In 1997, the firm changed hands again when Nomura bought it for £700m. It then sold it two years later to private-equity buyers for £825m. In 2000, the firm fully embraced the internet by setting up and an online casino. Then, in 2002, the business floated on the stock exchange.

Investors have had a rocky ride during the last decade. Profits have been volatile and have not grown that much. For much of the time William Hill has been burdened by too much debt. It asked shareholders for more money in 2009 and slashed their dividend payments. Its finances look to be in much better shape now.

The chief executive

Ralph Topping has been chief executive since 2008. Having started out as a William Hill trainee, he has extensive experience of meeting the challenges of the betting industry. He took home £1.7min 2011. His interest in sports extends outside betting and he is chairman of the Scottish Premier League.

Should you buy the shares?

William Hill recently announced that its 2012 first-quarter profits had risen by 19%. Football results have gone in its favour and its profit margins are higher than a year ago. Its online business continues to grow strongly. But what does the future hold?

History tells us that the profits of bookmakers tend to fluctuate frequently. Is William Hill capable of producing steady gains in profits year in, year out? It's trying to do this by making small investments outside of its core British business in Italy and recently in Nevada and continues to offer its customers new products.

But challenges remain. Competition remains intense, while betting and gambling companies remain an easy tax target for cash-strapped governments. Tougher regulation of online gambling could also be a threat to future profits. William Hill still has a big chain of high-street betting shops with lots of fixed costs and this means that profits from this business could fall sharply if sales decline and more business moves online.
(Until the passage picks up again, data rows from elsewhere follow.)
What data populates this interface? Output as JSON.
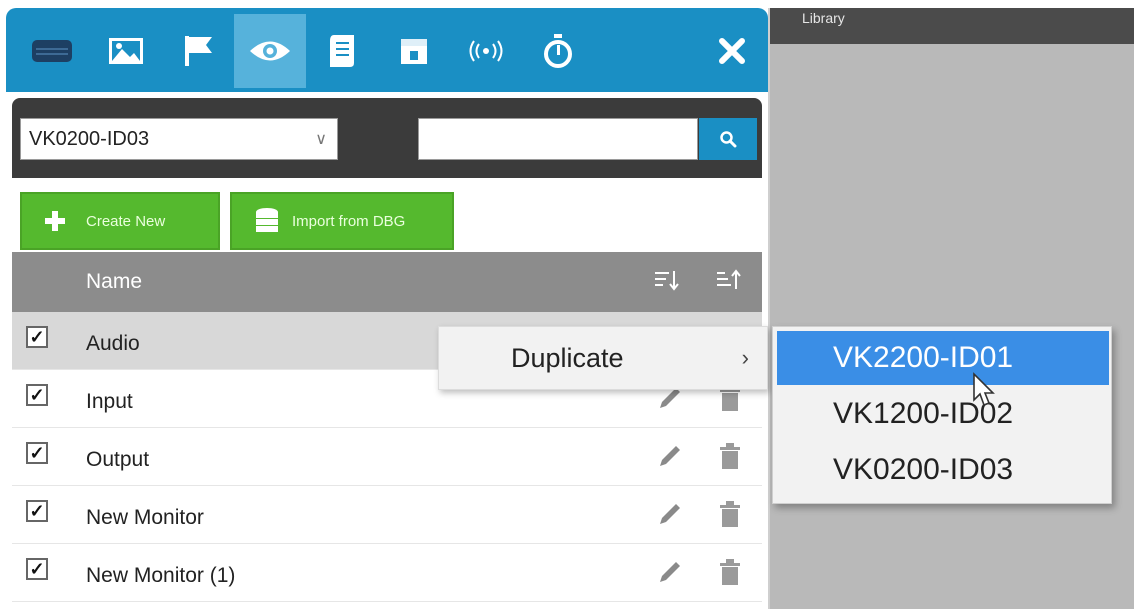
{
  "toolbar": {
    "items": [
      {
        "icon": "device-icon"
      },
      {
        "icon": "image-icon"
      },
      {
        "icon": "flag-icon"
      },
      {
        "icon": "eye-icon",
        "active": true
      },
      {
        "icon": "script-icon"
      },
      {
        "icon": "calendar-icon"
      },
      {
        "icon": "broadcast-icon"
      },
      {
        "icon": "timer-icon"
      }
    ],
    "close_icon": "close-icon",
    "accent": "#1a8fc4",
    "active_color": "#56b2db"
  },
  "library": {
    "title": "Library"
  },
  "filter": {
    "device_select_value": "VK0200-ID03",
    "search_value": ""
  },
  "actions": {
    "create_label": "Create New",
    "import_label": "Import from DBG",
    "button_color": "#55b92e"
  },
  "table": {
    "header_name": "Name",
    "rows": [
      {
        "checked": true,
        "name": "Audio",
        "highlighted": true
      },
      {
        "checked": true,
        "name": "Input"
      },
      {
        "checked": true,
        "name": "Output"
      },
      {
        "checked": true,
        "name": "New Monitor"
      },
      {
        "checked": true,
        "name": "New Monitor (1)"
      }
    ]
  },
  "context_menu": {
    "label": "Duplicate",
    "arrow": "›",
    "submenu": [
      {
        "label": "VK2200-ID01",
        "selected": true
      },
      {
        "label": "VK1200-ID02"
      },
      {
        "label": "VK0200-ID03"
      }
    ],
    "selected_color": "#3a8ee6"
  }
}
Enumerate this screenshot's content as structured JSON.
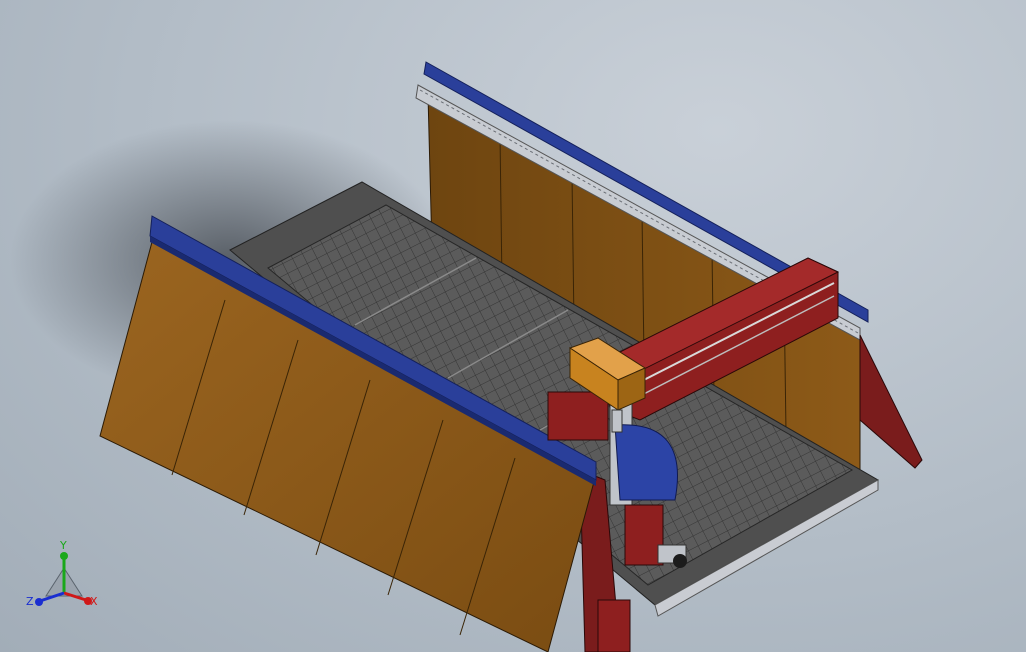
{
  "viewport": {
    "background": "#b3bdc7"
  },
  "model": {
    "parts": [
      "cnc-router-frame",
      "left-side-plate",
      "right-side-plate",
      "left-rail",
      "right-rail",
      "vacuum-bed",
      "gantry-beam",
      "spindle-carriage",
      "spindle-motor",
      "z-axis-assembly"
    ],
    "colors": {
      "side_plate": "#8a5a1a",
      "rail": "#2a3f9a",
      "gantry": "#8e1f1f",
      "table": "#5a5a5a",
      "grid": "#3c3c3c",
      "spindle": "#d28d2e",
      "z_cover": "#2c44a6",
      "frame_base": "#7a1c1c"
    }
  },
  "triad": {
    "x_label": "X",
    "y_label": "Y",
    "z_label": "Z",
    "x_color": "#d01818",
    "y_color": "#1aa81a",
    "z_color": "#1a2ed0"
  }
}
These kind of threats mean that betting companies are unlikely to attract high valuations from the stockmarket. With William Hill shares up by nearly 25% during the last year, we don't see good money-making opportunities at the current price. We would avoid the shares for now.

The numbers


Stockmarket code: WMH

Share price: 284p

Market cap: £2.0bn

Net assets (Dec 2011): £888m

Net debt (Dec 2011): £347m

P/e (current year estimate): 10.7 times

Yield (prospective): 3.8%

What the analysts say

Buy: 11

Hold: 6

Sell: 6

Average price target: 271.5p

Directors' shareholdings


R Topping: 395,399

G Davis: 94,000

N Cooper: 2,345

Phil spent 13 years as an investment analyst for both stockbroking and fund management companies.


After graduating with a MSc in International Banking, Economics & Finance from Liverpool Business School in 1996, Phil went to work for BWD Rensburg, a Liverpool based investment manager. In 2001, he joined ABN AMRO as a transport analyst. After a brief spell as a food retail analyst, he spent five years with ABN's very successful UK Smaller Companies team where he covered engineering, transport and support services stocks.


In 2007, Phil joined Halbis Capital Management as a European equities analyst. He began writing for MoneyWeek in 2010.